During a thirty-year career as a professional photographer, Carl Burton documented the distinctive landscapes of Europe and the United States with particular focus on New York City. His images record both splendid vistas as well as beguiling details. Because he works with a panoramic camera and large, horizontal prints, the viewer is enveloped by the environments that Burton records.
The artist writes, “As I work, I’m dazzled by the beauty I see, by the intensity and quality of light, by color, and by the world’s evanescence. Indeed, as I look over my work, I realize that I’m trying to stop time and capture a small part of the world before it disappears or is completely transformed. Most of the New York images, for example, now serve as records of places that no longer exist. My images document the subtle—and not-so-subtle—ways that people make their mark on the natural world.”

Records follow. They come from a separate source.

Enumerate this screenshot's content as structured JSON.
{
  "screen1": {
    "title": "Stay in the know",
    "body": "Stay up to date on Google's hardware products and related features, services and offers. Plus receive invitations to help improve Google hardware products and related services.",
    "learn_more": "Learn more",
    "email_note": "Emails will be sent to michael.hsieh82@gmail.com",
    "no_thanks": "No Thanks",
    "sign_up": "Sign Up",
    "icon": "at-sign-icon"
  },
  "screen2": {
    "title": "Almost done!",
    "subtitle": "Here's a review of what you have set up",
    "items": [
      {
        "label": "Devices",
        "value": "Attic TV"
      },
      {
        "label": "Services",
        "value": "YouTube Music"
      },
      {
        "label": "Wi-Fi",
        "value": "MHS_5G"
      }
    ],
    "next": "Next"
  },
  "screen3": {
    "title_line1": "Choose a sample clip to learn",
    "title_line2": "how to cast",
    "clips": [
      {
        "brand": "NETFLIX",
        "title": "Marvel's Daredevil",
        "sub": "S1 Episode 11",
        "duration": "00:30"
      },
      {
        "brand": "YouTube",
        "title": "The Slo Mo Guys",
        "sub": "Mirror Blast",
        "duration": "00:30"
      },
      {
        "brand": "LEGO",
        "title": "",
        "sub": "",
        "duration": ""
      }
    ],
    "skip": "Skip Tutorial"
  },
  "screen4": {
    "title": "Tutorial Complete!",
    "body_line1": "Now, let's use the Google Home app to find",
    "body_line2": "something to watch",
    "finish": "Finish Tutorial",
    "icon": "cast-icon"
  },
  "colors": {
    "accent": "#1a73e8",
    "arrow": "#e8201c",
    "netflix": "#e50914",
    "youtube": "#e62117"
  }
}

Above: Photograph of the 2011 installation of the exhibition at the Montgomery Museum of Fine Arts.
“As I work, I’m dazzled by the beauty I see, by the intensity and quality of light, by color, and by the world’s evanescence.”
Organized by the Montgomery Museum of Fine Arts, Montgomery, Alabama.
Support for this exhibition was provided by Winifred and Charles Stakely.